Pick out each line below containing "button".

Stored data
= Beginning of Section =
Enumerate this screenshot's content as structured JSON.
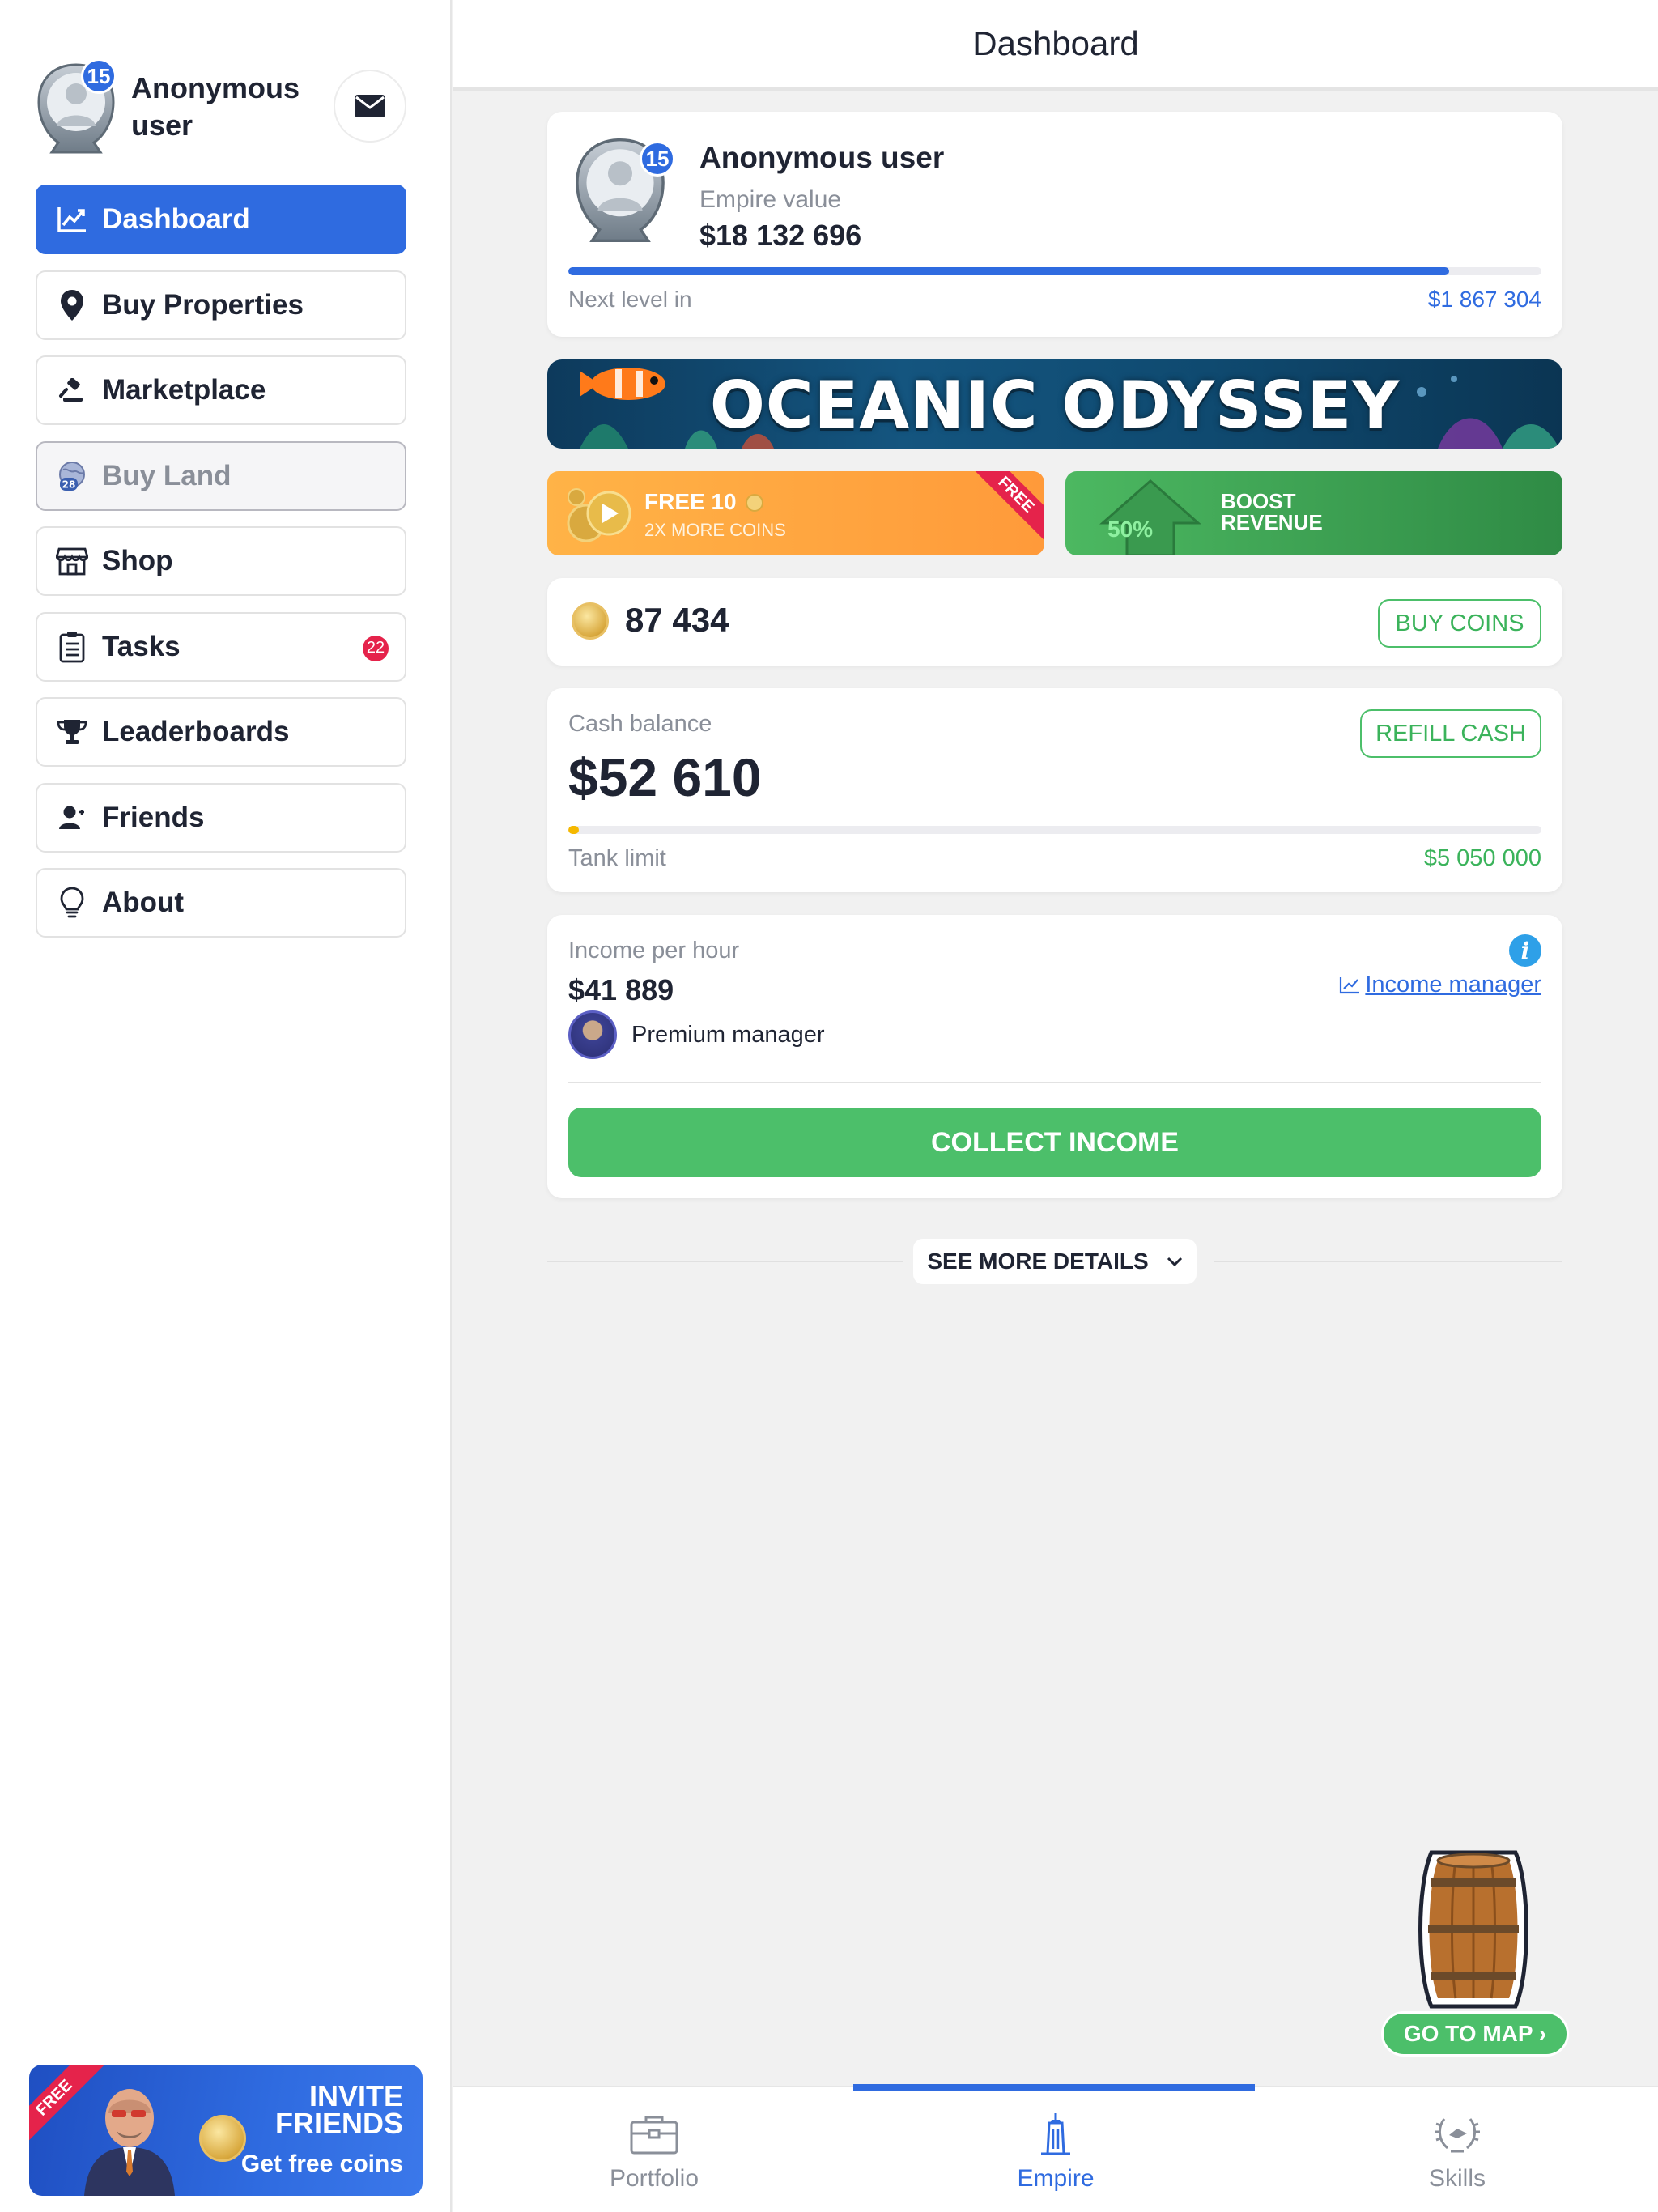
{
  "sidebar": {
    "user": {
      "level": "15",
      "name": "Anonymous user"
    },
    "nav": [
      {
        "label": "Dashboard",
        "icon": "chart-icon"
      },
      {
        "label": "Buy Properties",
        "icon": "map-pin-icon"
      },
      {
        "label": "Marketplace",
        "icon": "gavel-icon"
      },
      {
        "label": "Buy Land",
        "icon": "globe-icon",
        "badge": "28"
      },
      {
        "label": "Shop",
        "icon": "store-icon"
      },
      {
        "label": "Tasks",
        "icon": "clipboard-icon",
        "badge": "22"
      },
      {
        "label": "Leaderboards",
        "icon": "trophy-icon"
      },
      {
        "label": "Friends",
        "icon": "user-icon"
      },
      {
        "label": "About",
        "icon": "lightbulb-icon"
      }
    ],
    "invite": {
      "ribbon": "FREE",
      "title": "INVITE FRIENDS",
      "subtitle": "Get free coins"
    }
  },
  "header": {
    "title": "Dashboard"
  },
  "profile_card": {
    "level": "15",
    "name": "Anonymous user",
    "empire_label": "Empire value",
    "empire_value": "$18 132 696",
    "progress": 0.905,
    "next_label": "Next level in",
    "next_value": "$1 867 304"
  },
  "banner": {
    "title": "OCEANIC ODYSSEY"
  },
  "promo_free": {
    "title": "FREE 10",
    "subtitle": "2X MORE COINS",
    "ribbon": "FREE"
  },
  "promo_boost": {
    "percent": "50%",
    "title": "BOOST REVENUE"
  },
  "coins": {
    "value": "87 434",
    "button": "BUY COINS"
  },
  "cash": {
    "label": "Cash balance",
    "value": "$52 610",
    "button": "REFILL CASH",
    "fill": 0.0104,
    "tank_label": "Tank limit",
    "tank_value": "$5 050 000"
  },
  "income": {
    "label": "Income per hour",
    "value": "$41 889",
    "manager_link": "Income manager",
    "manager_label": "Premium manager",
    "button": "COLLECT INCOME"
  },
  "details": {
    "label": "SEE MORE DETAILS"
  },
  "map": {
    "button": "GO TO MAP ›"
  },
  "tabs": [
    {
      "label": "Portfolio",
      "icon": "briefcase-icon"
    },
    {
      "label": "Empire",
      "icon": "building-icon"
    },
    {
      "label": "Skills",
      "icon": "laurel-icon"
    }
  ],
  "colors": {
    "primary": "#2f6be0",
    "success": "#4cbf6a",
    "danger": "#e5234b",
    "warning": "#f5b800"
  }
}
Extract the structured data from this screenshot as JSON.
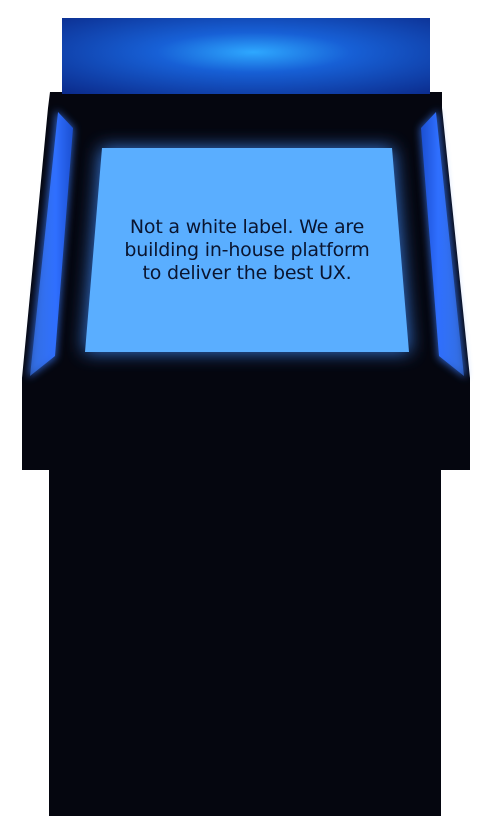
{
  "screen": {
    "message": "Not a white label. We are building in-house platform to deliver the best UX."
  },
  "colors": {
    "cabinet_body": "#05060f",
    "marquee_dark": "#0b2a8a",
    "marquee_glow": "#2ea8ff",
    "screen_fill": "#5aaeff",
    "side_glow": "#3a7dff",
    "text": "#0a1530"
  }
}
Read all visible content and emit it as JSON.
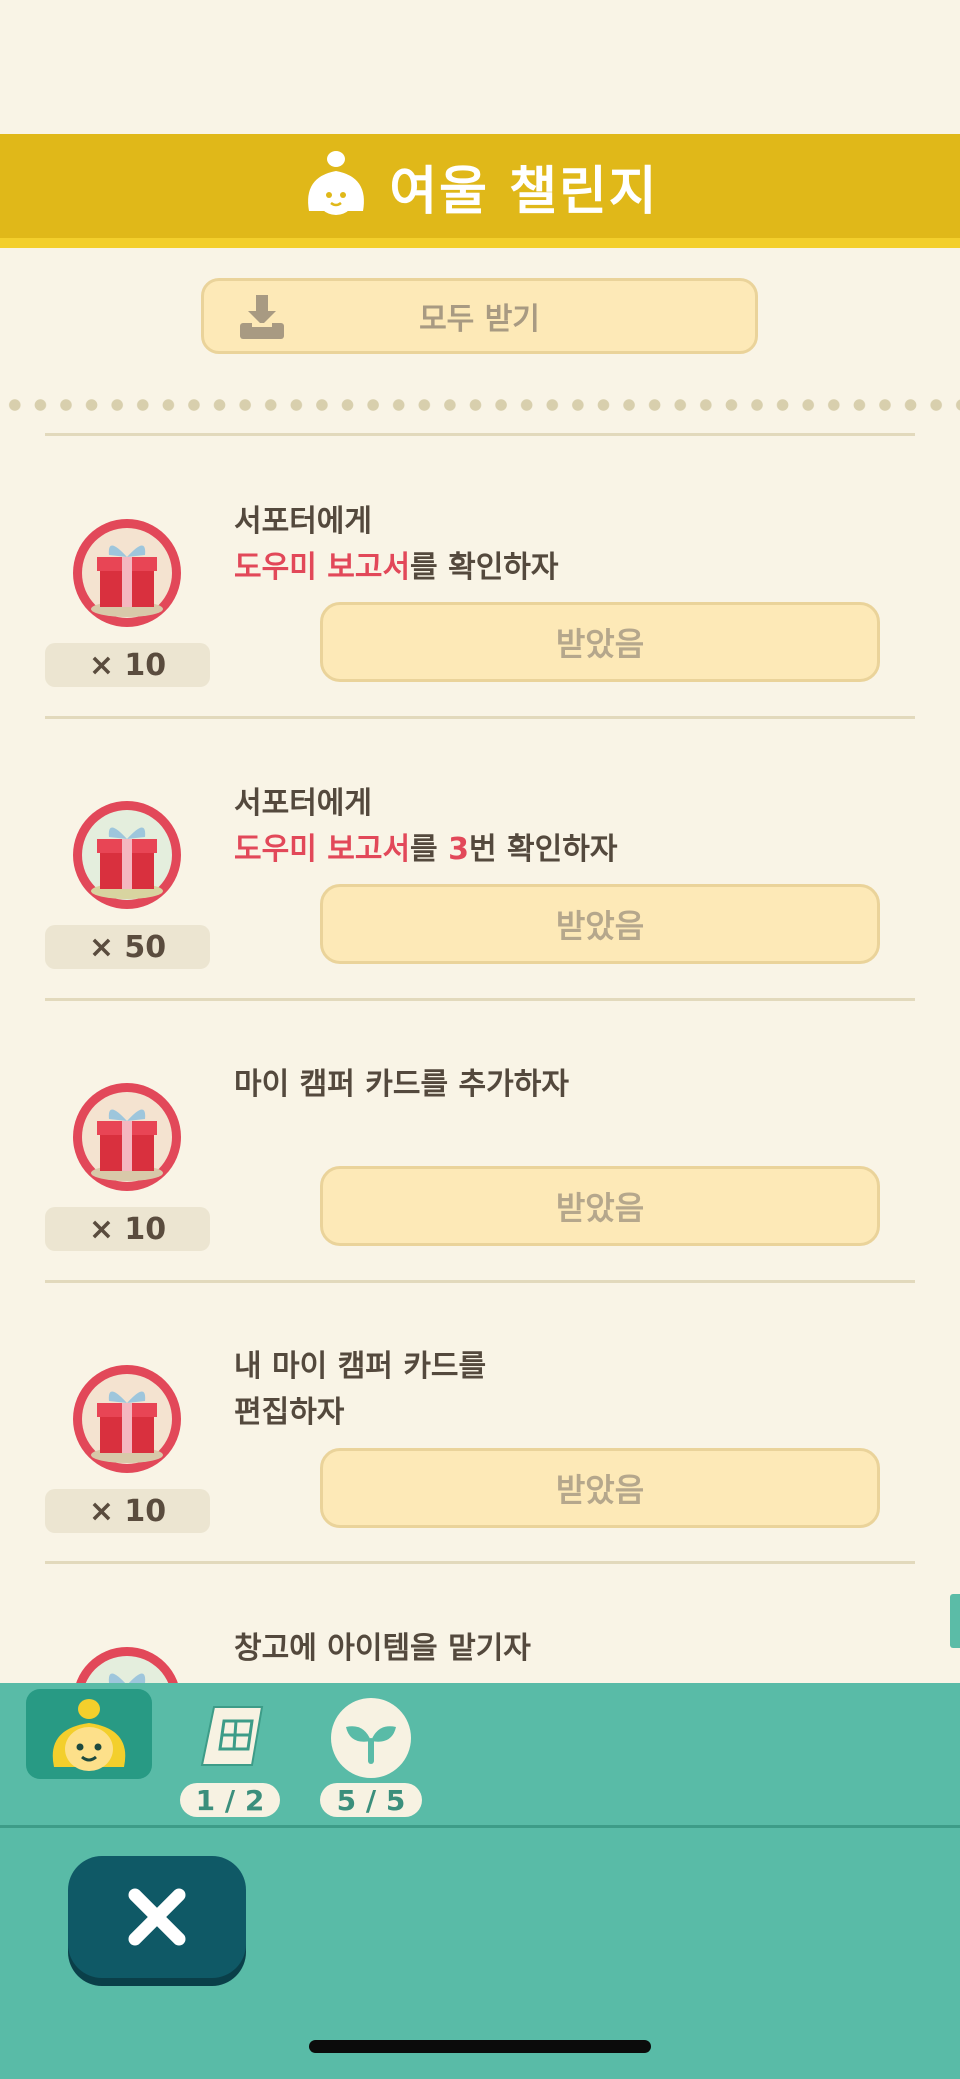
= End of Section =
Written response
    "button": "BUY COINS"
    "button": "REFILL CASH",
    "button": "COLLECT INCOME"
    "button": "GO TO MAP ›"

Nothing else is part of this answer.